Kazoo, … your contention seems to be that we are ontologically better for having faith. … But I don’t believe we are ontologically better for our faith. Grace doesn’t overwhelm nature. … I still live subject to death, just like everyone else, including unbelievers. I live in the already-not yet tension.
Echo responded with some interesting thoughts on ontology, which I think are worth discussing. Simplifying a bit, Echo outlined 6 possible ontological classes (“states of being”), which are:
- God (ultimate being)
- Glorified man
- Natural man
Disclaiming a Platonic “ladder of being” (Plato’s concept of varying degrees of “realness” is Gnostic), as Christians we understand that God and his Creation are completely real. Nonetheless, there is a clear ontological “moreness” between each of those classes — with the largest gap being the Creator-creature distinction at the top.
Echo then “shoots from the hip” (so don’t quote him on this…)
If you count being made alive spiritually, after having been dead spiritually, then perhaps it is correct to say that some ontological change has begun to take place.
I suspect Zrim is saying that you are implying an ontological change, when we really haven’t changed at all, we’re just forgiven. We have moved to a different legal state, not a different ontological state. I would tend to agree with that, but I wouldn’t want to be quite so absolute about it.

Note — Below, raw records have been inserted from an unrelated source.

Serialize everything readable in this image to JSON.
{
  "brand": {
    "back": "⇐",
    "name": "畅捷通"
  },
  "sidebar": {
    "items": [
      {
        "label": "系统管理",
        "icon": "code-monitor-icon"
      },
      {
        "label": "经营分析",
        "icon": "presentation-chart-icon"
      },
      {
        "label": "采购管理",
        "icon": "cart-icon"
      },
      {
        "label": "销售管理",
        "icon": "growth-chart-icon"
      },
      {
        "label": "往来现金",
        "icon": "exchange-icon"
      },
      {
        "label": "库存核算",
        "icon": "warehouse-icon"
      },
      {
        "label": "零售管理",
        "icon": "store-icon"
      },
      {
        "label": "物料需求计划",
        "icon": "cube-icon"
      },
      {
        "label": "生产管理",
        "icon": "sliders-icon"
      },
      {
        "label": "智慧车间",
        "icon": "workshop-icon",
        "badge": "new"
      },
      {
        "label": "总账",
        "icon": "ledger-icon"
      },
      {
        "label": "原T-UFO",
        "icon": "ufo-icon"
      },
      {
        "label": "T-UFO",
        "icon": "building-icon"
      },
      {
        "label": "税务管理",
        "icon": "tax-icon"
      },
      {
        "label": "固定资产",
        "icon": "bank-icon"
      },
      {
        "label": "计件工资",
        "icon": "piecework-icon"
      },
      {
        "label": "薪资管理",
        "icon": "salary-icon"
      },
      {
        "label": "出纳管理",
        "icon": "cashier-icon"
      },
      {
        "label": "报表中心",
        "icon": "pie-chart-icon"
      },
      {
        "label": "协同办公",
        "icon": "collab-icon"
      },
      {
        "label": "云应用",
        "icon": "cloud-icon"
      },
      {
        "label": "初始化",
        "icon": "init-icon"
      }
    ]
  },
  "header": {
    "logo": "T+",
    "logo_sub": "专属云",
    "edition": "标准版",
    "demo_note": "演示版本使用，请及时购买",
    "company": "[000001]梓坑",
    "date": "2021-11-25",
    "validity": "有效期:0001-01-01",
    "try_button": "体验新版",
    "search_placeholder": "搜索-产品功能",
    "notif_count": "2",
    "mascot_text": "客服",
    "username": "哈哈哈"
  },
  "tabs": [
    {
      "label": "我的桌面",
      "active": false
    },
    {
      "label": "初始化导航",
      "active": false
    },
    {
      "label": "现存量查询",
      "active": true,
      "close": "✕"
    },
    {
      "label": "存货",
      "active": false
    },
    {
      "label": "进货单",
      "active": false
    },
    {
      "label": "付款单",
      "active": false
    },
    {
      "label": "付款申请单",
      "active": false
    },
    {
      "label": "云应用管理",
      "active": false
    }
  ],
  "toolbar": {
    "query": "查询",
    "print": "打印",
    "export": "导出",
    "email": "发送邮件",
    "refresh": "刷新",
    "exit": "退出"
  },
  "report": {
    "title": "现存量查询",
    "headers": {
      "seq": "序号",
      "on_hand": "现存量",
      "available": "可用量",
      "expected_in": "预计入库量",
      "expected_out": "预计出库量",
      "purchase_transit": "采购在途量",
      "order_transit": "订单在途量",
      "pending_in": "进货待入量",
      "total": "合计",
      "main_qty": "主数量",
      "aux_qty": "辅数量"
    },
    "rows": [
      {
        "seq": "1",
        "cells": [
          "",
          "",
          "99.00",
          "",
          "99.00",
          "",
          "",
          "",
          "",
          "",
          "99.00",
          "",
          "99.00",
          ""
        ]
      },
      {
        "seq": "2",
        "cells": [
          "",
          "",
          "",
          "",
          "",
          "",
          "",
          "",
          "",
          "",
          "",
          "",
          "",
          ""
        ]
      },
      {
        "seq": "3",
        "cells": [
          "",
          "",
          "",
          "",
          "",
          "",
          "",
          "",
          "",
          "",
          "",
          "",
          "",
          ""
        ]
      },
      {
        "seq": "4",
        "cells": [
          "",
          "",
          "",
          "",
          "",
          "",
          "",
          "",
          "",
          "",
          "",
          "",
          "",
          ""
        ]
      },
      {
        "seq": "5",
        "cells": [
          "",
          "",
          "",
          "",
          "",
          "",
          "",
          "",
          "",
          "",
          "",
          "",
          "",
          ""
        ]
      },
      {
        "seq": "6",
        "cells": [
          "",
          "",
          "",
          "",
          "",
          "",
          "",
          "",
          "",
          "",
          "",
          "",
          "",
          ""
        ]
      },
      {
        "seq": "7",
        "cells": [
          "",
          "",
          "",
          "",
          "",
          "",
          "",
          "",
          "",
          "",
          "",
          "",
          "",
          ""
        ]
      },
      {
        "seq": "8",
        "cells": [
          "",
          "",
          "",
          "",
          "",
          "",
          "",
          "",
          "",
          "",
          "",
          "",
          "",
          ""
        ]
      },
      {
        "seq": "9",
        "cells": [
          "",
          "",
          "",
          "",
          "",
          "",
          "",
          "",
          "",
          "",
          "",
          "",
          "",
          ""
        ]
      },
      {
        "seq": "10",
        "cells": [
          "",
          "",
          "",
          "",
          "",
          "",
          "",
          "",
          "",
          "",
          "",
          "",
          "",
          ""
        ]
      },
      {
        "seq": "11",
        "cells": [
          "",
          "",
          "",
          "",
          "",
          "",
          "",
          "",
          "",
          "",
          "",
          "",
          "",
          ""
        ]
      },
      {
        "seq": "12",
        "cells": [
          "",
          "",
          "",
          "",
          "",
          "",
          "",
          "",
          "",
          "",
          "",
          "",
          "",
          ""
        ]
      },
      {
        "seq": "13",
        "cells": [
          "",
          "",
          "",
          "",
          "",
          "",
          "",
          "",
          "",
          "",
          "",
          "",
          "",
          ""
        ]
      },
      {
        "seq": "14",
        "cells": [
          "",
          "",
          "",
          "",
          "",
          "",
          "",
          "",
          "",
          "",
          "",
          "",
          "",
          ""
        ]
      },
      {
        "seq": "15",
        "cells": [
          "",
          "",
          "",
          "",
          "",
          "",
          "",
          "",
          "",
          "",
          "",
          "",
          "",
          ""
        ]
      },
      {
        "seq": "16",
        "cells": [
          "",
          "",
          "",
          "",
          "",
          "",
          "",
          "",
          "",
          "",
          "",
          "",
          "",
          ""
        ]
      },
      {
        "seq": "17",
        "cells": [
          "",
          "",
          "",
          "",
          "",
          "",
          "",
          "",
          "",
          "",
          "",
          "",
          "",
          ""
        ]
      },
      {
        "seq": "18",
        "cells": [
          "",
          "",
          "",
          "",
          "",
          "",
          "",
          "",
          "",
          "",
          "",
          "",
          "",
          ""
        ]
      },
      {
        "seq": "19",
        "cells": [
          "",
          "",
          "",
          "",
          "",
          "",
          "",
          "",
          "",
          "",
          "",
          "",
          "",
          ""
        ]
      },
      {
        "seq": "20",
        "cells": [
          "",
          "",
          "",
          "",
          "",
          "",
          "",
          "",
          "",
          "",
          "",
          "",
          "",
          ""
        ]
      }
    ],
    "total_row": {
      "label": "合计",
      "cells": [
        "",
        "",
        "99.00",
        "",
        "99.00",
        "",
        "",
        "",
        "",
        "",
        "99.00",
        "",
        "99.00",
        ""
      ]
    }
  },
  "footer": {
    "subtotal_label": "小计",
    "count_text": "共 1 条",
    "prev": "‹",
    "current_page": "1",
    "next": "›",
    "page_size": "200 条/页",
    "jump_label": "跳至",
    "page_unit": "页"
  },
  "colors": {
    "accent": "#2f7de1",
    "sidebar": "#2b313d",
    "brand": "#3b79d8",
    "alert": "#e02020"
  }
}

To be sure, we have changed to a different legal status, but some different ontological status might be appropriate here. If not a different status ontologically, then the change to a different ontological status (from corruptible to incorruptible) has at least begun to take place.
However, while there might be some room here, I’ve never thought about it before, and I’m really just shooting from the hip here.
So the question becomes, is a Christian in this world in an Ontological state between Natural and Glorified man? My initial reaction is yes; scripture has so much emphatic terminology: a new creation, regeneration, made alive, buried and resurrected with Christ.
And yet, scripture also makes clear the tension of the already and not yet. None of those terms can be properly understood as complete; a good work has been started in us which will not be finished until glorification. Our carnal man is still at war with our spiritual man. And of course, as good students of the Reformation, we understand the very clear distinction that Justification does not make us good (infuse intrinsic goodness into us or our works), but declares us good (imputes an alien righteousness to us).
And yet again, this is all a question of Sanctification; part of the mystery of the Gospel is that it simultaneously rejects and upholds Law. Sanctification is when the declaration that we possess Christ’s alien righteousness, makes us more like Christ.
So is a Christian at a distinct ontological state between Natural and Glorified man, or is he a hybrid of the two?